Cottonwood Canyon Scenic Drive – this 47-mile drive one way connects Scenic Byway 12 on the north, near Kodachrome Basin State Park, to Highway 89 on the south, east of Kanab. Be sure to stop at Grosvenor Arch!
Hole-in-the-Rock Scenic Drive – this 62-mile drive one way ends at the river pioneer crossing that is now Lake Powell. Most people drive 11 miles to Devil’s Garden or 26 miles to Peek-a-boo and Spooky Gulch trailheads.
Photography at Grand Staircase-Escalante
Definitely pack your camera gear to capture the beauty of this national monument. It’s a desert environment so we recommend using a camera backpack to help mitigate dust, and carry a camera cleaning kit to wipe dust off your lens as needed!
Here are some of our favorite photo spots in Kanab and the Grand Staircase area:
Peekaboo Slot Canyon (near Kanab) – about 7 miles north of Kanab off Highway 89 you access the road to the slot. Then it’s 3.5 miles driving in very deep sand to get the the entrance. We booked a tour with Dreamland Safari for our photography group. Tripods are allowed here and you can photograph the canyon at your own pace.
Johnson Canyon Road – about 11 miles east of Kanab along Highway 89 you can access Johnson Canyon Road. As you drive north stop at pullouts to photograph the colorful cliffs found in this region of Grand Staircase. The old Gunsmoke film set is about five miles from the turnoff at Highway 89, but note it’s on private land. At the end of the paved road, you’ll find Skutumpah Road – a dirt road that is accessible for passenger vehicles except when wet!

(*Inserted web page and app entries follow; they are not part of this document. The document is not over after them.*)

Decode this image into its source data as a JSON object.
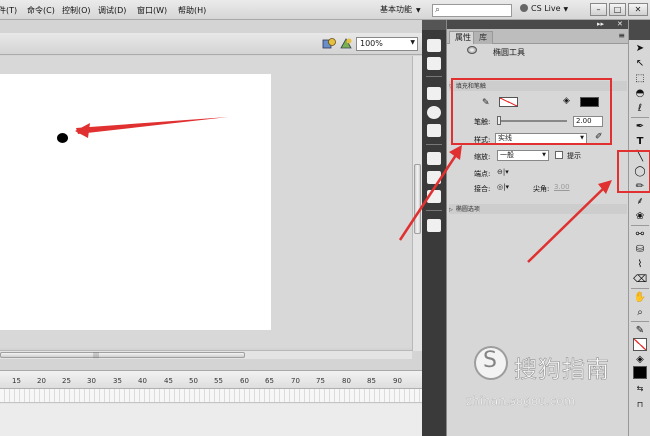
{
  "colors": {
    "annotation_red": "#e03030",
    "stage_bg": "#ffffff",
    "dock_dark": "#3a3a3a",
    "panel_bg": "#d7d7d7"
  },
  "menubar": {
    "items": [
      "件(T)",
      "命令(C)",
      "控制(O)",
      "调试(D)",
      "窗口(W)",
      "帮助(H)"
    ],
    "workspace": "基本功能",
    "search_placeholder": "",
    "cslive": "CS Live",
    "window_controls": {
      "minimize": "–",
      "restore": "□",
      "close": "✕"
    }
  },
  "editbar": {
    "zoom": "100%",
    "icons": [
      "edit-symbols-icon",
      "edit-scene-icon"
    ]
  },
  "properties": {
    "tabs": [
      "属性",
      "库"
    ],
    "tool_name": "椭圆工具",
    "sections": {
      "fill_stroke": "填充和笔触",
      "oval_options": "椭圆选项"
    },
    "stroke_label": "笔触:",
    "stroke_value": "2.00",
    "style_label": "样式:",
    "style_value": "实线",
    "scale_label": "缩放:",
    "scale_value": "一般",
    "hint_label": "提示",
    "cap_label": "端点:",
    "join_label": "接合:",
    "miter_label": "尖角:",
    "miter_value": "3.00"
  },
  "timeline": {
    "frame_numbers": [
      "15",
      "20",
      "25",
      "30",
      "35",
      "40",
      "45",
      "50",
      "55",
      "60",
      "65",
      "70",
      "75",
      "80",
      "85",
      "90"
    ]
  },
  "watermark": {
    "title": "搜狗指南",
    "url": "zhinan.sogou.com"
  },
  "toolbar": {
    "tools": [
      "selection-tool",
      "subselection-tool",
      "free-transform-tool",
      "3d-rotation-tool",
      "lasso-tool",
      "pen-tool",
      "text-tool",
      "line-tool",
      "oval-tool",
      "pencil-tool",
      "brush-tool",
      "deco-tool",
      "bone-tool",
      "paint-bucket-tool",
      "eyedropper-tool",
      "eraser-tool",
      "hand-tool",
      "zoom-tool",
      "stroke-color",
      "fill-color"
    ]
  }
}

Old Pariah – around milepost 31 east of Kanab is the Pariah River Valley Road. This dirt road is 6 miles long, with a steep section near the end. We have seen passenger cars on this road, but we recommend you at least have an SUV. Don’t drive this road when it’s wet! The colorful striped cliffs here are best photographed at sunset with the golden light! Once the sun goes down the even blue hour light is nice as well.

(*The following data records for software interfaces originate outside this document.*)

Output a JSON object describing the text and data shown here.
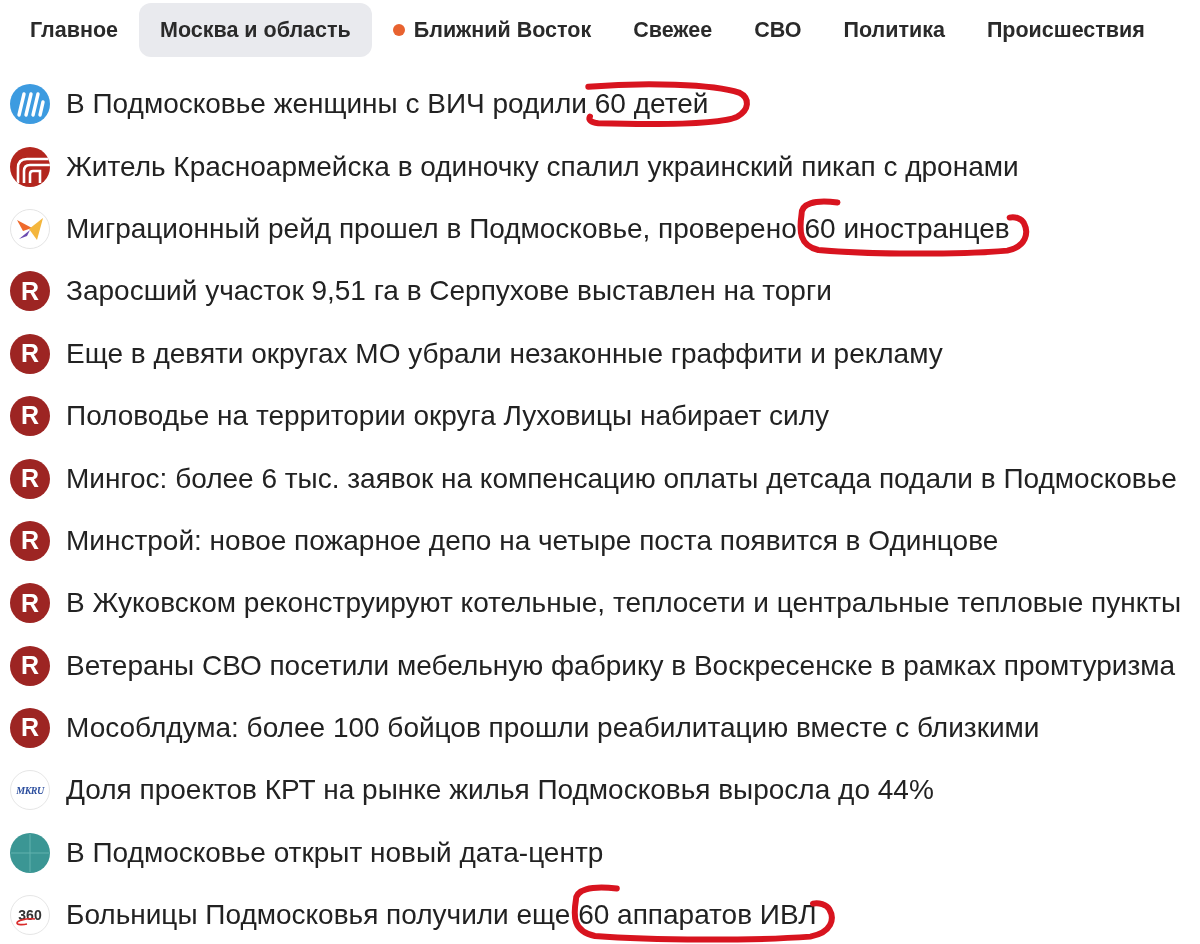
{
  "tabs": [
    {
      "label": "Главное",
      "selected": false
    },
    {
      "label": "Москва и область",
      "selected": true
    },
    {
      "label": "Ближний Восток",
      "selected": false,
      "color": "#e8622f"
    },
    {
      "label": "Свежее",
      "selected": false
    },
    {
      "label": "СВО",
      "selected": false
    },
    {
      "label": "Политика",
      "selected": false
    },
    {
      "label": "Происшествия",
      "selected": false
    }
  ],
  "headlines": [
    {
      "source": {
        "kind": "stripes"
      },
      "title": "В Подмосковье женщины с ВИЧ родили ",
      "circled": {
        "kind": "loop",
        "text": "60 детей"
      }
    },
    {
      "source": {
        "kind": "arches"
      },
      "title": "Житель Красноармейска в одиночку спалил украинский пикап с дронами"
    },
    {
      "source": {
        "kind": "bird"
      },
      "title": "Миграционный рейд прошел в Подмосковье, проверено ",
      "circled": {
        "kind": "bracket",
        "text": "60 иностранцев"
      }
    },
    {
      "source": {
        "kind": "letter",
        "text": "R"
      },
      "title": "Заросший участок 9,51 га в Серпухове выставлен на торги"
    },
    {
      "source": {
        "kind": "letter",
        "text": "R"
      },
      "title": "Еще в девяти округах МО убрали незаконные граффити и рекламу"
    },
    {
      "source": {
        "kind": "letter",
        "text": "R"
      },
      "title": "Половодье на территории округа Луховицы набирает силу"
    },
    {
      "source": {
        "kind": "letter",
        "text": "R"
      },
      "title": "Мингос: более 6 тыс. заявок на компенсацию оплаты детсада подали в Подмосковье"
    },
    {
      "source": {
        "kind": "letter",
        "text": "R"
      },
      "title": "Минстрой: новое пожарное депо на четыре поста появится в Одинцове"
    },
    {
      "source": {
        "kind": "letter",
        "text": "R"
      },
      "title": "В Жуковском реконструируют котельные, теплосети и центральные тепловые пункты"
    },
    {
      "source": {
        "kind": "letter",
        "text": "R"
      },
      "title": "Ветераны СВО посетили мебельную фабрику в Воскресенске в рамках промтуризма"
    },
    {
      "source": {
        "kind": "letter",
        "text": "R"
      },
      "title": "Мособлдума: более 100 бойцов прошли реабилитацию вместе с близкими"
    },
    {
      "source": {
        "kind": "wordmark",
        "text": "MKRU"
      },
      "title": "Доля проектов КРТ на рынке жилья Подмосковья выросла до 44%"
    },
    {
      "source": {
        "kind": "grid"
      },
      "title": "В Подмосковье открыт новый дата-центр"
    },
    {
      "source": {
        "kind": "swoosh",
        "text": "360"
      },
      "title": "Больницы Подмосковья получили еще ",
      "circled": {
        "kind": "bracket",
        "text": "60 аппаратов ИВЛ"
      }
    }
  ]
}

The Toadstools – the trailhead is located off Highway 89 about 45 miles east of Kanab. There are no fees, the trail is open year-round, and it’s dog-friendly. Hike less than a mile along the easy trail to reach the hoodoo formations. You’ll find the main red Toadstool and other mushroom-like rocks in the area to explore. We recommend sunset and night photography at The Toadstools. Remember to have your headlamp to hike back the way you came in the dark!
Camping at Grand Staircase-Escalante
Within the monument itself, there are three established campgrounds operating on a first-come first-served basis.
- Whitehouse Campground – 45 miles east of Kanab has 5 sites
- Calf Creek Campground – 16 miles northeast of Escalante has 14 sites
- Deer Creek Campground – 6 miles southeast of Boulder has 7 sites
Other campgrounds in the area include:
- Kodachrome Basin State Park – 23 basic sites, 10 full-hookup sites, 2 group sites
- Escalante Petrified Forest State Park – 14 basic sites, 8 partial-hookup sites, 1 group site
Primitive camping is allowed in Grand Staircase. Look for sites identified as “Primitive Camping Location” or sites showing signs of prior use.
Do not camp at any trailhead or within 300 feet of corrals, springs, seeps, or streams.
Overnight permits are required for all overnight car camping. Permits are free of charge and may be obtained at visitor centers or at developed trailheads.
Utah Bucket List
To help make your trip planning easier, we’ve compiled this comprehensive list of must-do activities that belong on every Utah Bucket List: things to see, do and taste all around the state! Grab the free download by clicking the graphic below!